Page and application data records
BEGIN

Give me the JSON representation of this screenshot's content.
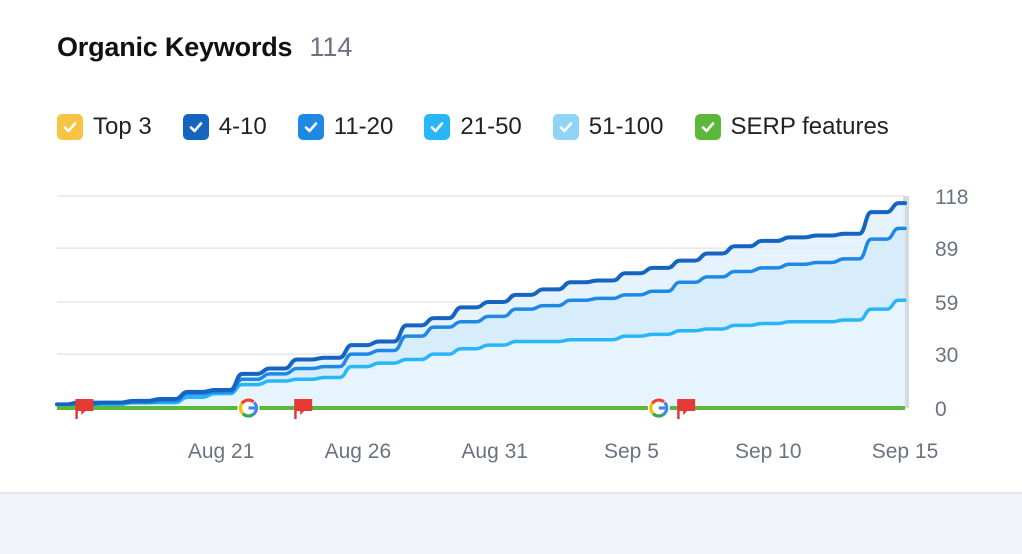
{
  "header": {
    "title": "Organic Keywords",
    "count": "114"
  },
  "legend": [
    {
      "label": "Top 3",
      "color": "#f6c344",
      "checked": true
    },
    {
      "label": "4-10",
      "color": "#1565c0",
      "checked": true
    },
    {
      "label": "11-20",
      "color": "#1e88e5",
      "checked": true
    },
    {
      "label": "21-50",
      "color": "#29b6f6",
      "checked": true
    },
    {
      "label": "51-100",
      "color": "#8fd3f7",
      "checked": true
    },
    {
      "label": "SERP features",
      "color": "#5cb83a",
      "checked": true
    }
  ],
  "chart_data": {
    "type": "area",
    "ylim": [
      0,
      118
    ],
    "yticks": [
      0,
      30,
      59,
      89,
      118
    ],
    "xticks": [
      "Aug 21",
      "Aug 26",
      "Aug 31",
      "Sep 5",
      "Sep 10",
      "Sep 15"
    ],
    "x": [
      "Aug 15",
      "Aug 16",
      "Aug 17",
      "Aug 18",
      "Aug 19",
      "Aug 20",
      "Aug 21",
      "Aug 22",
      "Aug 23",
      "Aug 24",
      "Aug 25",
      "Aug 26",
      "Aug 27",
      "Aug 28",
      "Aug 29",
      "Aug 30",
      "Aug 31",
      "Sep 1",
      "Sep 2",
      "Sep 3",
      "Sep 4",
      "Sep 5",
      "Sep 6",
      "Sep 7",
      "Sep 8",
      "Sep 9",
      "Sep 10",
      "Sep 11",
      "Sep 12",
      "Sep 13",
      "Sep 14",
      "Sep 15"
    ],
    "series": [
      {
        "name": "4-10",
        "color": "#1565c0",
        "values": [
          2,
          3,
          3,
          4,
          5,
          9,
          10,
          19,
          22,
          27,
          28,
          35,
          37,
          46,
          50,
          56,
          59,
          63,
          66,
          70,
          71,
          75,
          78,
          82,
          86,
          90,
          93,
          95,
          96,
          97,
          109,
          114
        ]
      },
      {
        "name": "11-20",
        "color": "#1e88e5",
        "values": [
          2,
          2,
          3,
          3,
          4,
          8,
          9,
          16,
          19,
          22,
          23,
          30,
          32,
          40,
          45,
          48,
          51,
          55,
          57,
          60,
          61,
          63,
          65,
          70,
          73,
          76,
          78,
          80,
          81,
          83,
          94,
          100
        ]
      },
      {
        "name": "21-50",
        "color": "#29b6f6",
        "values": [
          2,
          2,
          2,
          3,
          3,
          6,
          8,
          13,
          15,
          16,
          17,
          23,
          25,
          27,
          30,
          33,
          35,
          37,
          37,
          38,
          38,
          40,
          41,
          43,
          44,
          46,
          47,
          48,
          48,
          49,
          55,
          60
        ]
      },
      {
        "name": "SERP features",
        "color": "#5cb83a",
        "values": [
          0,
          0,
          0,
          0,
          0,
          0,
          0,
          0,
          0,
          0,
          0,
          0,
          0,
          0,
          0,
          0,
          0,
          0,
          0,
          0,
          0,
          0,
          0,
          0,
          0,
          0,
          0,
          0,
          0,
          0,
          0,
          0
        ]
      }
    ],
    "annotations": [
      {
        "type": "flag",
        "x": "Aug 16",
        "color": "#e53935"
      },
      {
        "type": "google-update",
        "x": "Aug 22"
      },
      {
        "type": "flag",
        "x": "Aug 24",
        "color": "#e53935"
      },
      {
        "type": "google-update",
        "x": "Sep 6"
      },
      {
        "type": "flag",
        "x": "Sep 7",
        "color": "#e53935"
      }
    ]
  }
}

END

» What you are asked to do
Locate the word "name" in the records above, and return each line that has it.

» Written response
        "name": "4-10",
        "name": "11-20",
        "name": "21-50",
        "name": "SERP features",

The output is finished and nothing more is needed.